Each line below with the word "handle" needs to be copied.
══ DATA FOR THE TASK ══
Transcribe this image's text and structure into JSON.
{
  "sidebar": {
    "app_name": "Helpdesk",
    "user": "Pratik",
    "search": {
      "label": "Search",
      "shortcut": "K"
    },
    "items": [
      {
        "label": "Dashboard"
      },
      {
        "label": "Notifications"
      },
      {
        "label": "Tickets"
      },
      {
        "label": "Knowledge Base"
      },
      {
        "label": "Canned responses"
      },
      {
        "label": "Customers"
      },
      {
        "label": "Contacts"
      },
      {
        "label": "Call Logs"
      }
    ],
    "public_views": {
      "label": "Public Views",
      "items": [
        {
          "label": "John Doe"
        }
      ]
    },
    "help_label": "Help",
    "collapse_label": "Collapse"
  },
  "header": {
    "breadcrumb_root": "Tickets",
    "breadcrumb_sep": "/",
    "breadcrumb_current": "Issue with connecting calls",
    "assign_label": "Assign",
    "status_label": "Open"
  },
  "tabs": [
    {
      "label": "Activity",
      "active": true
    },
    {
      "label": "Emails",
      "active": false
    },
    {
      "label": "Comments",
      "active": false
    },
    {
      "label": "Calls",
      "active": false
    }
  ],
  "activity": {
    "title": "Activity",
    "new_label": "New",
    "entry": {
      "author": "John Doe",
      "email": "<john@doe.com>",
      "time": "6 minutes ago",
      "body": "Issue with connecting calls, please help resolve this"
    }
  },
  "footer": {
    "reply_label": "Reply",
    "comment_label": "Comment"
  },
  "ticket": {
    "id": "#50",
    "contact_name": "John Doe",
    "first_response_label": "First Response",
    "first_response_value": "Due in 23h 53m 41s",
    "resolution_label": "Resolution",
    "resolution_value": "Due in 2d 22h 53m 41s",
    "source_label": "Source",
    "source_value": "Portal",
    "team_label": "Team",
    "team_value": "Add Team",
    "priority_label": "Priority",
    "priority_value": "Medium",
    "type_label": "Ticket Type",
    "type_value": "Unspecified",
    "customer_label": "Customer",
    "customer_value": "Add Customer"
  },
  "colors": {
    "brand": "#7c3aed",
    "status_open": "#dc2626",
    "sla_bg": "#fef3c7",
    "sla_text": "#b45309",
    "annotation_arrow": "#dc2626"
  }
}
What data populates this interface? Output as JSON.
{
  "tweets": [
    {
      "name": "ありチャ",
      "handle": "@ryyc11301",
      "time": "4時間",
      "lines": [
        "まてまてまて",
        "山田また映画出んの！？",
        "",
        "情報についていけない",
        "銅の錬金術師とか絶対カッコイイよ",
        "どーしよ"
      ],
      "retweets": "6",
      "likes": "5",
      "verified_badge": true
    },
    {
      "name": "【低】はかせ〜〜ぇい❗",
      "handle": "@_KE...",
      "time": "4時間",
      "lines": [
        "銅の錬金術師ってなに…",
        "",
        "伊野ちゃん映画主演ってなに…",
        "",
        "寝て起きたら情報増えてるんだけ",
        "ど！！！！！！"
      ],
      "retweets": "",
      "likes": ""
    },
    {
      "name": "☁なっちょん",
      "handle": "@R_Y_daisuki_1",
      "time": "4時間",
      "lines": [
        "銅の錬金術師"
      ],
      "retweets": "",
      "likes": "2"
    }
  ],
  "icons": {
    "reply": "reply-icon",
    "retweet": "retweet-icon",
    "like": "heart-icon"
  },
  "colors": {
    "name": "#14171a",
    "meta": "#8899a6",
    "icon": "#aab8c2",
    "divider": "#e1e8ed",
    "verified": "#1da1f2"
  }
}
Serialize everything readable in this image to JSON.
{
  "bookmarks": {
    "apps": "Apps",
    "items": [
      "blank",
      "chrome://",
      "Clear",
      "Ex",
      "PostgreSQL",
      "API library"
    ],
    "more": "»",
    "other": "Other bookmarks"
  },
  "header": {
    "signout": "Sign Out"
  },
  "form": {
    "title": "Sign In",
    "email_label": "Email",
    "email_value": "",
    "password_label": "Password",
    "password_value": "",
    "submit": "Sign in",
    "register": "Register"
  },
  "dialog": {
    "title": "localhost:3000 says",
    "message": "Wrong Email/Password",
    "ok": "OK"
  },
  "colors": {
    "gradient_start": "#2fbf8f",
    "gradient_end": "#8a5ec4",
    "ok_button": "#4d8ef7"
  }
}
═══
▸ **EXERCISE RESULT**
      "handle": "@ryyc11301",
      "handle": "@_KE...",
      "handle": "@R_Y_daisuki_1",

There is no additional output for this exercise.